The next 3 trends:

  • Information of Everything – This information goes beyond textual, audio and video and includes sensory and contextual stuff.How do you bring meaning to a chaotic deluge of information? Much work is needed here.
  • Advanced Machine Learning – Deep Neural Networks (DNNs) go beyond classic computing and information management to create systems that can autonomously learn to perceive the world on their own. DNNs (an advanced form of machine learning applicable to large complex datasets) will make smart machines “intelligent”.
  • Autonomous Agents & Things – Like robots, autonomous vehicles, virtual personal assistants and smart advisors.

The final 4 trends:

  • Adaptive Security Architecture – how to combat the hacker industry beyond the perimeter defense and rule-based security?
  • Advanced Systems Architecture – this is what Gartner said, “Fueled by field-programmable gate arrays (FPGAs) as an underlying technology for neuromorphic architectures, there are significant gains such as being able to run at speeds of greater than a teraflop with high-energy efficiency”.
  • Mesh App and Service Architecture – Monolithic, linear application designs like the 3-tier architecture are giving way to loosely coupled integrative approach. Containers(e.g. Docker) are emerging as a critical technology for enabling agile development and microservice architectures. What is needed is a back-end cloud scalability and front-end device mesh experience.
  • Internet of Things Platforms – The management, security, integration plus standards are needed for the IoT platform to succeed.

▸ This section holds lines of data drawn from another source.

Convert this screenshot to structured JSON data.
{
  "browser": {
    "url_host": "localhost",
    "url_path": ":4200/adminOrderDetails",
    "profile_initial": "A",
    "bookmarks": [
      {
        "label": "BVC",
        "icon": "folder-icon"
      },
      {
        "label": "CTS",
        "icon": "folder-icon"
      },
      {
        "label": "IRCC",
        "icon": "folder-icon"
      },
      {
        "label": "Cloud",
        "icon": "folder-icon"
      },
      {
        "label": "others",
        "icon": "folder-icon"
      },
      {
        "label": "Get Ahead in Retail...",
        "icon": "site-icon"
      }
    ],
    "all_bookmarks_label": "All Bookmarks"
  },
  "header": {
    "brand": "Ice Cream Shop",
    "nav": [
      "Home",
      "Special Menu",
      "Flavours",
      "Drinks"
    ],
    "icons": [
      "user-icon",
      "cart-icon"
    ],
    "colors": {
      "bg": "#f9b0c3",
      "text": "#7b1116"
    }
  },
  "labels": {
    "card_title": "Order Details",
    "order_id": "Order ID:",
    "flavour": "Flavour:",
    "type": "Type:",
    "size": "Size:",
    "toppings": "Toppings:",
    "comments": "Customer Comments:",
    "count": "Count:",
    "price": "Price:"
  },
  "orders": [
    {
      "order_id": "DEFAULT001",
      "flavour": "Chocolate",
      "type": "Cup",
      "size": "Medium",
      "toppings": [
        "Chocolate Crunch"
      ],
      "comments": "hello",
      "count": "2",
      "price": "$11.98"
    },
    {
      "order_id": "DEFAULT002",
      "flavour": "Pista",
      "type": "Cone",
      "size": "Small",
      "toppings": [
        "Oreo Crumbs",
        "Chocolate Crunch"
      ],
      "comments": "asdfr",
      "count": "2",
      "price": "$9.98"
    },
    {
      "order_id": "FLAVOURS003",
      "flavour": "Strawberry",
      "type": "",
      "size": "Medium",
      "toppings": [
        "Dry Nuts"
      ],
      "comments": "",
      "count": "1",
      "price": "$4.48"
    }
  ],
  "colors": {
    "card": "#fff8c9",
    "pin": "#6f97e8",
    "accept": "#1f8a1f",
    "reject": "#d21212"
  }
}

These are all known areas, but I liked the way Gartner grouped them in a logical sequence.

 

Cassandra Summit 2015

I attended my first Cassandra Summit 2015 this week at the Santa Clara convention center. I was quite surprised to see more than 6000 people attend this event, much bigger than last year (2000 attendees) with 130 sessions. It was a proof to the growing popularity of Cassandra’s NoSQL database platform. CTO and cofounder  Jonathan Ellis (formerly from Rackspace) described new release 2.2 and 3.0 functions.

With its major addition of JSON support in 2.2, Cassandra basically eliminated the difference with MongoDB. They have their own query language called CQL, an SQL-like construct. Now with JSON support, the developer community will see some big advantages. They have functions like collections, udf (user defined types), and deeper nesting. Release 3.0 will see a brand new storage engine, a vast improvement to their previous key-value store engine with better space efficiency. Release 3.0 will include materialized views. Bragging about their fast performance and efficient distributed database functionality, Jonathan joked about MongoDB as the “snapchat for databases” (a reference to occasional data loss because of weak consistency). He emphasized three key elements: availability (onstage they dramatized the shutting down of many nodes in two data centers with Cassandra still running), scale, and performance (both read and write).

However, when it comes to streaming analytics, one Cassandra user explained how he combined Spark, Kafka, and Cassandra to achieve the same – a non-trivial programming feat. Cassandra CEO Billy Bosworth emphasized that they solve the transaction workload problem (always-on) and not geared for analytics. I understood that two key customers are Apple running their iTune application on Cassandra and Netflix. Majority of use cases were web-centric applications where speed and scale are key requirements. Several case studies indicated customers replacing MySQl with Cassandra.

In a panel discussion on monetizing open source software, the comment was made that Cassandra is foundational and customers are happy to pay for the fast performance and scale using their enterprise edition. In that sense, they are different than the RedHat model.

It was an interesting experience to see a new-generation database product gaining wider acceptance.